An example of evaluating grammatical evidence

In my prior post I set up an Accordance search to find evidence similar to the construction found in Philippians 3:10. The results of the search are actually quite limited. The only occurrence in the NT is the verse in question, Phil 3:10. I looked a little further afield into the LXX and found 31 verses which satisfied the search. Some of the results (like Dan 4:32) were false hits, but many were exactly what I was looking for. A very interesting hit was Nehemiah 9:32, which met the parameters of my search and then some. Here’s the text with the verb and accusatives in bold and the conjunction in italics:

“And now, our strong, great, mighty and awesome God, in keeping the covenant and your mercy, let all the hardship not be treated lightly before you, which found us and our kings and our rulers and our priests and our prophets and our fathers and among all your people from the days of the kings of Assour even until this day” (NETS).[1]
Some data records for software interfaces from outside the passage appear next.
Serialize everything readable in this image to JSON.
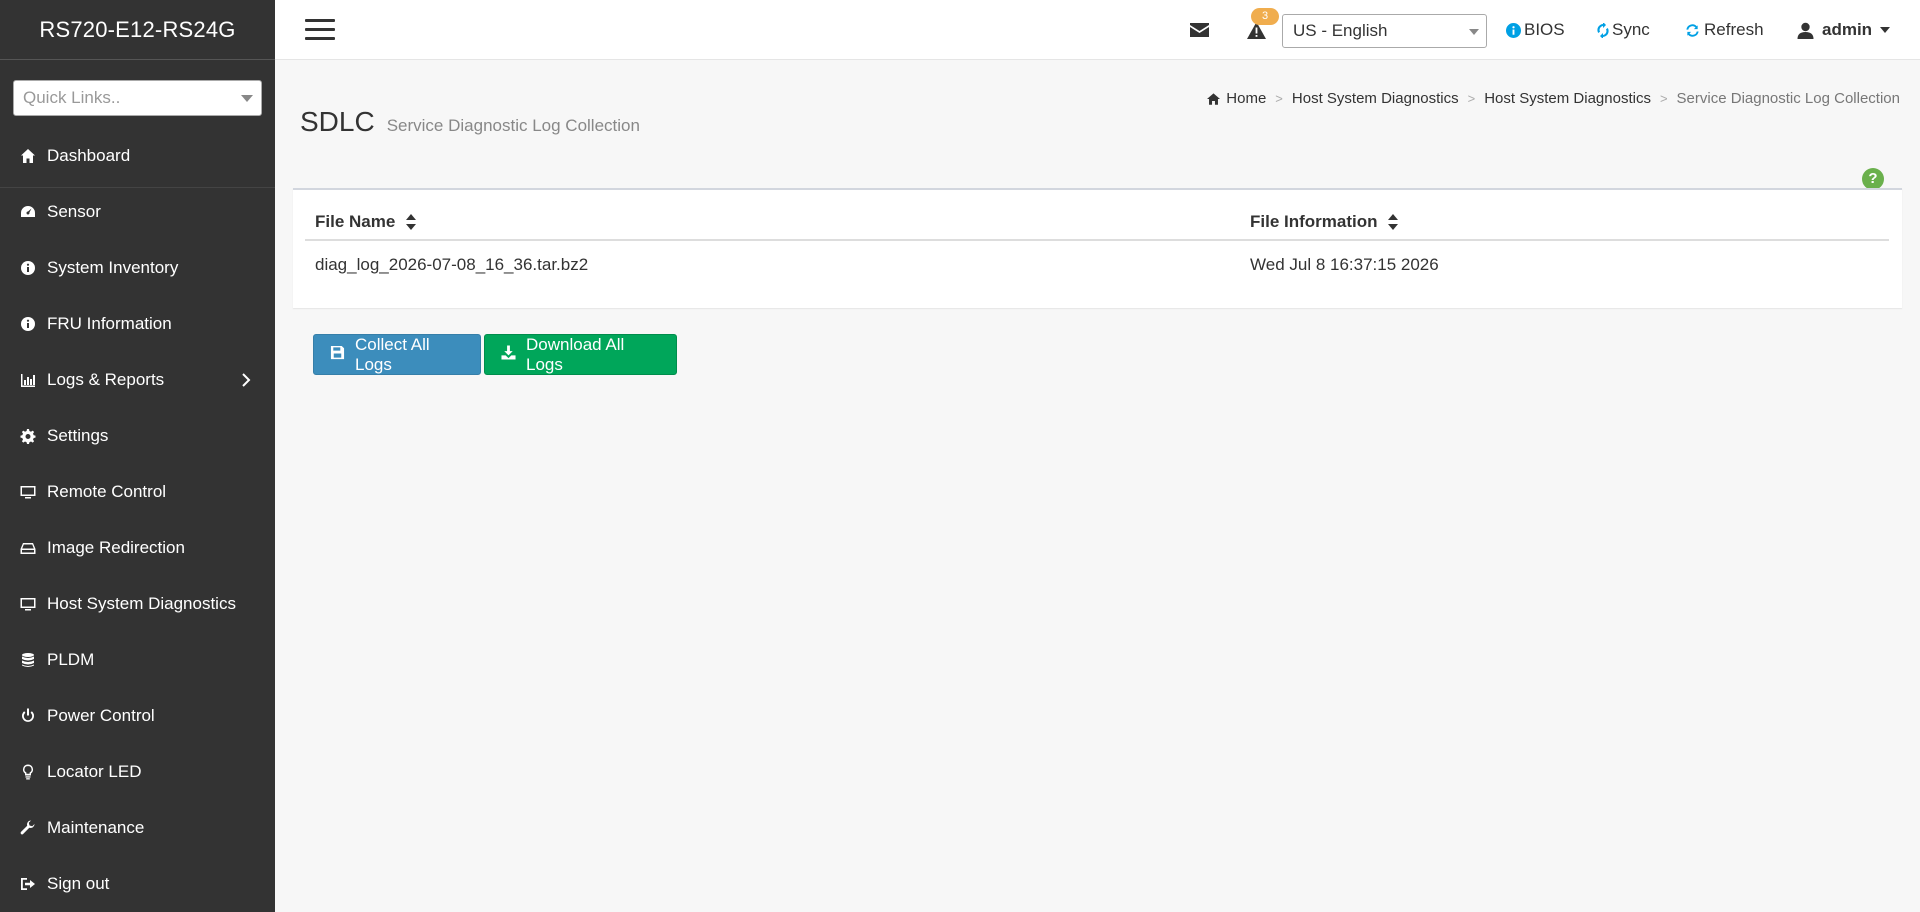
{
  "app": {
    "title": "RS720-E12-RS24G"
  },
  "sidebar": {
    "quick_links_placeholder": "Quick Links..",
    "items": [
      {
        "label": "Dashboard",
        "icon": "home-icon"
      },
      {
        "label": "Sensor",
        "icon": "gauge-icon"
      },
      {
        "label": "System Inventory",
        "icon": "info-icon"
      },
      {
        "label": "FRU Information",
        "icon": "info-icon"
      },
      {
        "label": "Logs & Reports",
        "icon": "bar-chart-icon",
        "has_submenu": true
      },
      {
        "label": "Settings",
        "icon": "gear-icon"
      },
      {
        "label": "Remote Control",
        "icon": "monitor-icon"
      },
      {
        "label": "Image Redirection",
        "icon": "hdd-icon"
      },
      {
        "label": "Host System Diagnostics",
        "icon": "monitor-icon"
      },
      {
        "label": "PLDM",
        "icon": "database-icon"
      },
      {
        "label": "Power Control",
        "icon": "power-icon"
      },
      {
        "label": "Locator LED",
        "icon": "lightbulb-icon"
      },
      {
        "label": "Maintenance",
        "icon": "wrench-icon"
      },
      {
        "label": "Sign out",
        "icon": "sign-out-icon"
      }
    ]
  },
  "header": {
    "alert_count": "3",
    "language": "US - English",
    "bios_label": "BIOS",
    "sync_label": "Sync",
    "refresh_label": "Refresh",
    "user_label": "admin"
  },
  "page": {
    "title": "SDLC",
    "subtitle": "Service Diagnostic Log Collection",
    "breadcrumb": [
      "Home",
      "Host System Diagnostics",
      "Host System Diagnostics",
      "Service Diagnostic Log Collection"
    ]
  },
  "table": {
    "columns": [
      "File Name",
      "File Information"
    ],
    "rows": [
      {
        "file_name": "diag_log_2026-07-08_16_36.tar.bz2",
        "file_info": "Wed Jul 8 16:37:15 2026"
      }
    ]
  },
  "buttons": {
    "collect_label": "Collect All Logs",
    "download_label": "Download All Logs"
  },
  "colors": {
    "sidebar_bg": "#333333",
    "primary": "#3c8dbc",
    "success": "#00a65a",
    "badge": "#f0ad4e",
    "help": "#6ab04c",
    "accent_blue": "#00a0e4"
  }
}
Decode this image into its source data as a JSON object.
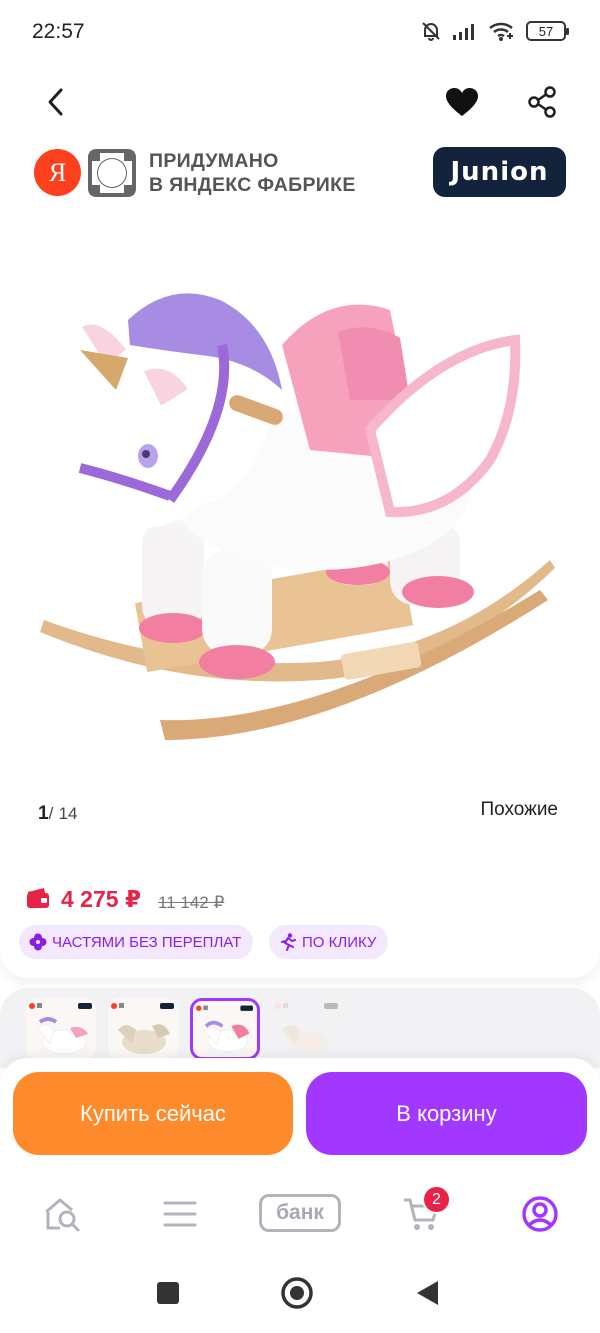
{
  "status_bar": {
    "time": "22:57",
    "battery": "57"
  },
  "brand": {
    "ya_letter": "Я",
    "line1": "ПРИДУМАНО",
    "line2": "В ЯНДЕКС ФАБРИКЕ",
    "partner": "Junion"
  },
  "gallery": {
    "current": "1",
    "separator": "/",
    "total": "14",
    "similar_label": "Похожие"
  },
  "price": {
    "current": "4 275 ₽",
    "old": "11 142 ₽",
    "badge_installments": "ЧАСТЯМИ БЕЗ ПЕРЕПЛАТ",
    "badge_one_click": "ПО КЛИКУ"
  },
  "actions": {
    "buy_now": "Купить сейчас",
    "add_to_cart": "В корзину"
  },
  "tabbar": {
    "bank": "банк",
    "cart_count": "2"
  },
  "colors": {
    "accent": "#a238ff",
    "buy": "#ff8a2b",
    "price": "#e8234a"
  },
  "icons": [
    "back-icon",
    "heart-icon",
    "share-icon",
    "wallet-icon",
    "clover-icon",
    "running-icon",
    "home-search-icon",
    "menu-icon",
    "cart-icon",
    "profile-icon"
  ]
}
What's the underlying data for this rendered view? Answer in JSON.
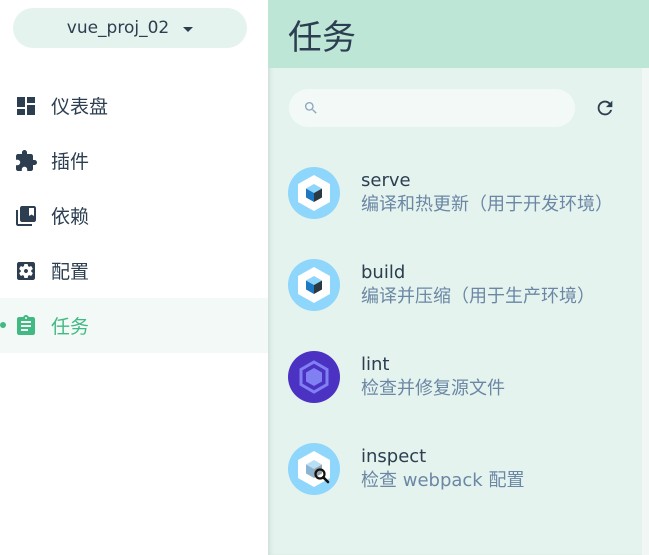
{
  "project": {
    "name": "vue_proj_02"
  },
  "nav": {
    "items": [
      {
        "label": "仪表盘",
        "icon": "dashboard-icon"
      },
      {
        "label": "插件",
        "icon": "puzzle-icon"
      },
      {
        "label": "依赖",
        "icon": "library-icon"
      },
      {
        "label": "配置",
        "icon": "settings-icon"
      },
      {
        "label": "任务",
        "icon": "clipboard-icon",
        "active": true
      }
    ]
  },
  "header": {
    "title": "任务"
  },
  "search": {
    "placeholder": "",
    "value": ""
  },
  "tasks": [
    {
      "name": "serve",
      "description": "编译和热更新（用于开发环境）",
      "icon": "webpack-icon"
    },
    {
      "name": "build",
      "description": "编译并压缩（用于生产环境）",
      "icon": "webpack-icon"
    },
    {
      "name": "lint",
      "description": "检查并修复源文件",
      "icon": "eslint-icon"
    },
    {
      "name": "inspect",
      "description": "检查 webpack 配置",
      "icon": "webpack-inspect-icon"
    }
  ],
  "colors": {
    "accent": "#42b983",
    "header_bg": "#bde6d7",
    "main_bg": "#e4f3ed",
    "text": "#2c3e50",
    "subtext": "#6b87a5"
  }
}
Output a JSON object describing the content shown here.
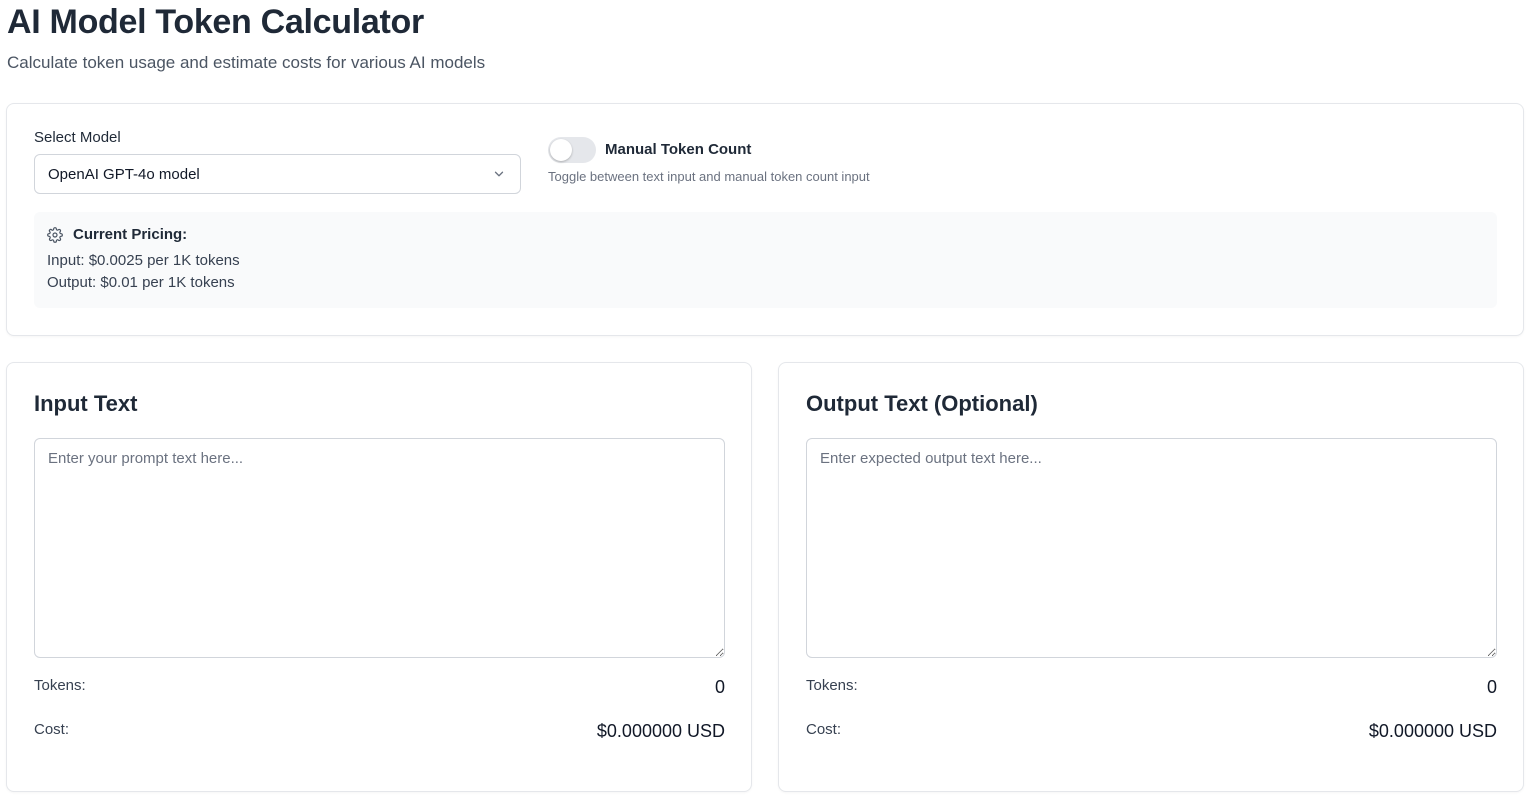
{
  "header": {
    "title": "AI Model Token Calculator",
    "subtitle": "Calculate token usage and estimate costs for various AI models"
  },
  "settings": {
    "model_label": "Select Model",
    "model_selected": "OpenAI GPT-4o model",
    "manual_toggle": {
      "label": "Manual Token Count",
      "help": "Toggle between text input and manual token count input",
      "enabled": false
    },
    "pricing": {
      "heading": "Current Pricing:",
      "input_line": "Input: $0.0025 per 1K tokens",
      "output_line": "Output: $0.01 per 1K tokens"
    }
  },
  "input_panel": {
    "title": "Input Text",
    "placeholder": "Enter your prompt text here...",
    "tokens_label": "Tokens:",
    "tokens_value": "0",
    "cost_label": "Cost:",
    "cost_value": "$0.000000 USD"
  },
  "output_panel": {
    "title": "Output Text (Optional)",
    "placeholder": "Enter expected output text here...",
    "tokens_label": "Tokens:",
    "tokens_value": "0",
    "cost_label": "Cost:",
    "cost_value": "$0.000000 USD"
  },
  "icons": {
    "select_caret": "chevron-down-icon",
    "pricing_icon": "gear-icon"
  }
}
A brief review of these passages in the LXX led me to the conclusion that all the conjunctions here should be considered connective; there wasn’t a passage which used the following accusative nouns to clarify or explain the pronoun which occurs first in the sequence. That would be good evidence that the first conjunction in Phil 3:10 should be considered connective, not explicative, as well. But it’s worthwhile to ask why anyone would think differently. Thinking through contrary evidence is just as helpful and important as thinking through supportive evidence. The answer here in my view lies in the order and semantic content of the words. Here’s the relevant portion of Phil 3:10 again:

τοῦ γνῶναι αὐτὸν καὶ τὴν δύναμιν τῆς ἀναστάσεως αὐτοῦ καὶ τὴν κοινωνίαν τῶν παθημάτων αὐτοῦ
"to know him _____ the power of his resurrection and the fellowship of his sufferings

If each of the two occurrences of καί were to be considered connective, one could reasonably expect a similar semantic weight between the three terms which are connected, but that is not really what we have. The pronoun αὐτόν refers to Christ and although specific in terms of referent it is quite general in its semantic content. This is analogous to when a young man says to a young lady, “I’d like to know you better.” He says “you” but doesn’t really intend everything about her; rather he means a specific aspect of her existence: her preferences, hobbies, interests, etc. Contrary to the pronoun are the two following nouns. With their genitive modifiers they are more specific in content: “the power of his resurrection, the fellowship of his sufferings.” So Paul goes from general to specific to specific. It would make a great deal of sense for Paul to clarify the first general idea with more specific ones. On that basis then the first καί could reasonably be considered as offering a clarification or explanation, while the second one is simply connective. In the next post I will decide between the two options.

  1. Albert Pietersma and Benjamin G. Wright, eds., A New English Translation Of The Septuagint (Oxford: OUP, 2007).  ↩